When I detached the top cover and laid it down I noticed the wire harness went into the laptop to a point I was not willing to go. Should this have been a CPU change or something then sure. I could have taken the bottom of the laptop off but it would have been a bit more work for something as simple as a laptop cover change so I opted for the secondary choice, detach the wiring from the new laptop cover and use the existing wiring that was already attached to the old cover I was about to replace. This was still a sound choice and only added another ten minutes of time on this repair.

Another design flaw I feel that needs to be pointed out is that in the area of the power button there are two sets of plastic studs that are supposed the power button is supposed to press onto to mount it, they were actually thinner than the holes on the power button circuit itself (odd since this was new and not used or refurbished) so I had no choice but to opt to set it in place and hit it with a hot glue gun. This will at least solidly set it in place and provide an option in the future to remove it again should the power button area on the cover break and need to be replaced.

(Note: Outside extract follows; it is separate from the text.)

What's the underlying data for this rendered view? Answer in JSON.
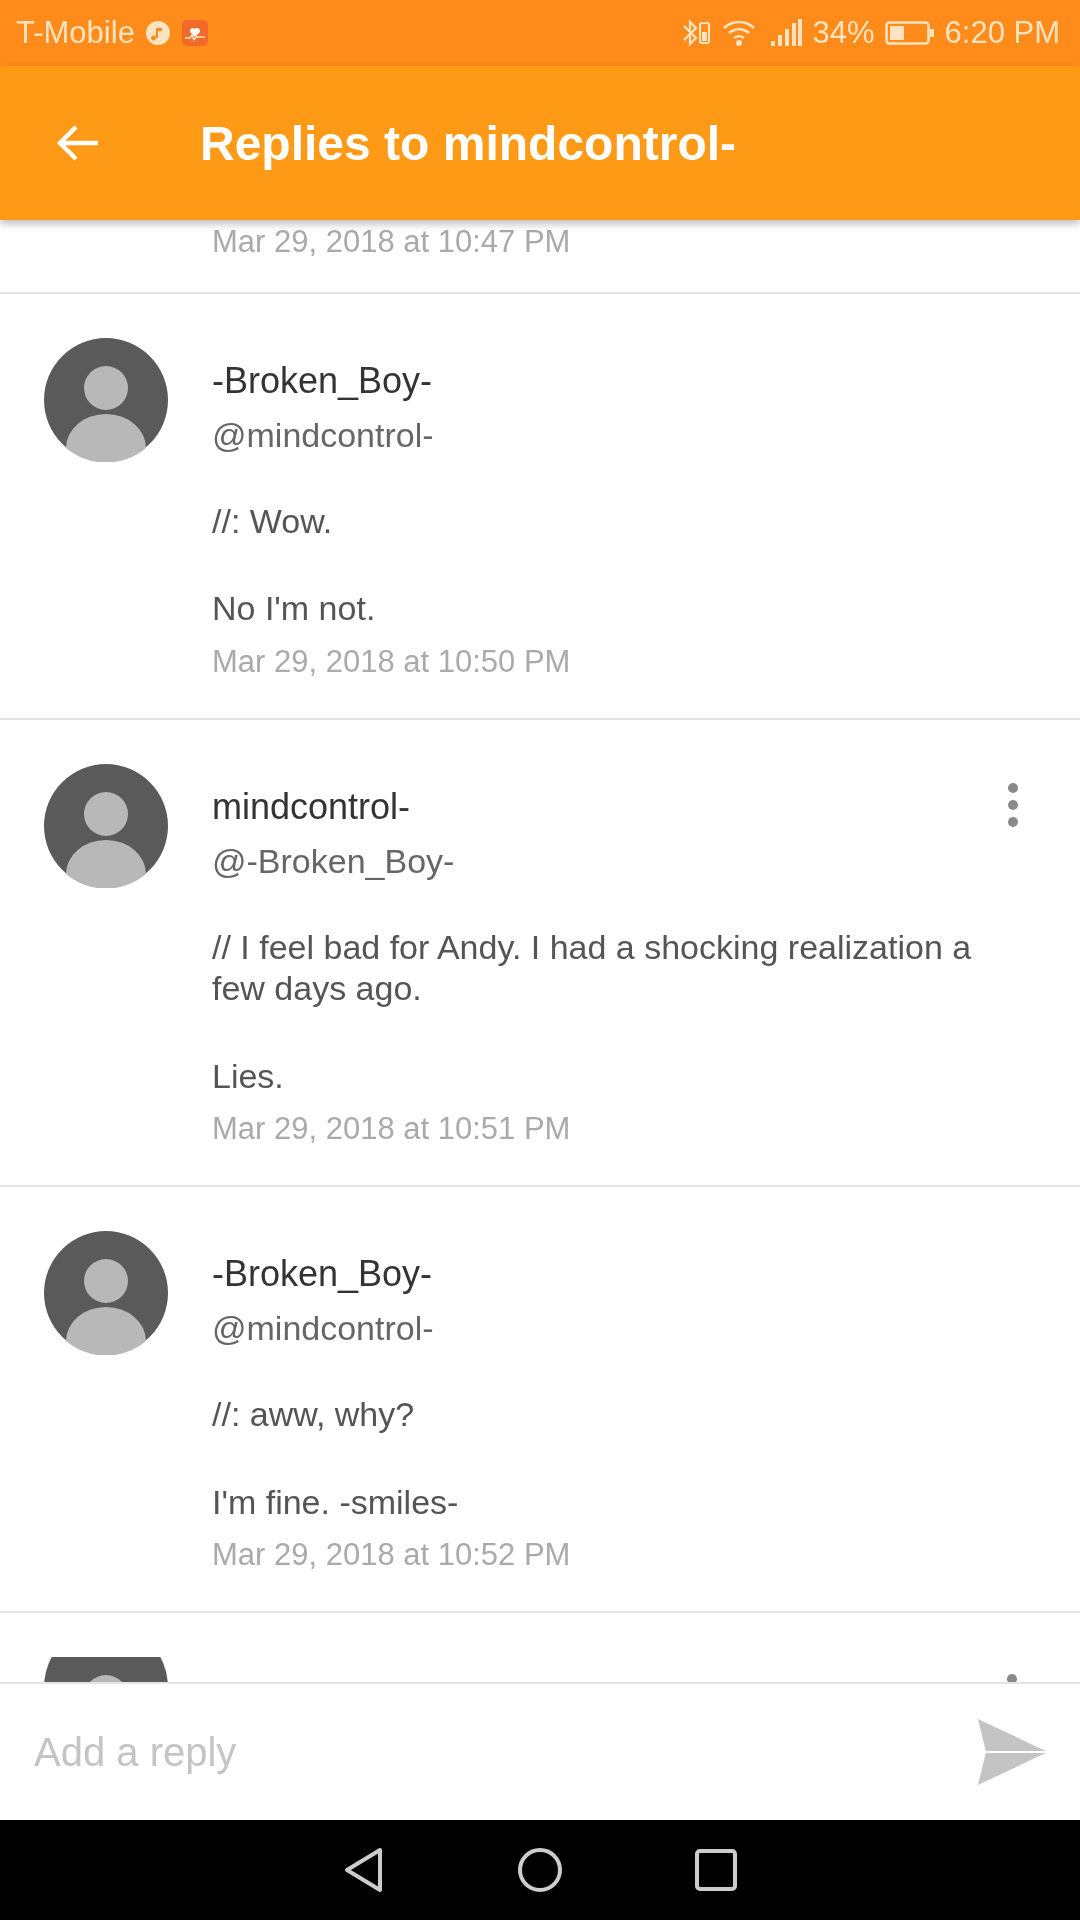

Once everything was reassembled I fired it up and it powered on fine. My coworker later confirmed for me that the camera was working correctly. It was within the wiring harness items that were changed from the old cover to the new cover. Power button behavior is as expected and should last a good while so long as care is given.

QuakeFeed app for iPhone

quakefeed_rev2

I have been using an application on my iPhone for a while called QuakeFeed. After searching around the net and trying a couple of different apps geared at earthquake reporting I find this one the best so far. More so because in its being offered as free there are absolutely no ads, its ad free, nothing pesky to popup and hold screen real estate hostage.

The applications main pro’s are its user intuitiveness, screens that work in both landscape and portrait mode – nice when you are viewing a map – and that it has social integration for Facebook and Twitter. Within the app I did see an option though to upgrade to a Pro version for $1.99 that offers additional custom notifications but that is about the only difference I see between free and Pro.

QuakeFeed is pretty feature rich as it is so purchasing for the custom notifications does not seem entirely necessary. However, if you like the app I urge you to purchase, if anything to support the continued product development. To see the full gamut of what QuakeFeed offers, please navigate to the product website via the link here, please enjoy the screenshots from my iPhone.

 

Download from iTunes

Artisan Global website

Encode Decode URL Tool

URLEncodeDecode

I was testing something that in turn generated encoded URL strings so I wanted a quick way to decode them into their respective URL format along with properly formatted characters. As an example, instead of seeing a %2F in the URL I wanted to see the actual forward slash ‘/’ that it represented. In C Sharp I recall the HttpUtility.UrlEncode and HttpUtility.UrlDecode so made this app to do what I needed.

Example, take this URL:

http%3a%2f%2fwww.mysite.com%2fgohere%2fmyresources%2fmyarticles%2fhow-to-build-a-better-mousetrap%2f%3futm_blahblah%3dmyarticles%26utm_medium%3dsomethingelse

Generate this URL:
http://www.mysite.com/gohere/myresources/myarticles/how-to-build-a-better-mousetrap/?utm_blahblah=myarticles

I hope someone else finds it as useful a tool. The .cs file is also included in the ZIP file below.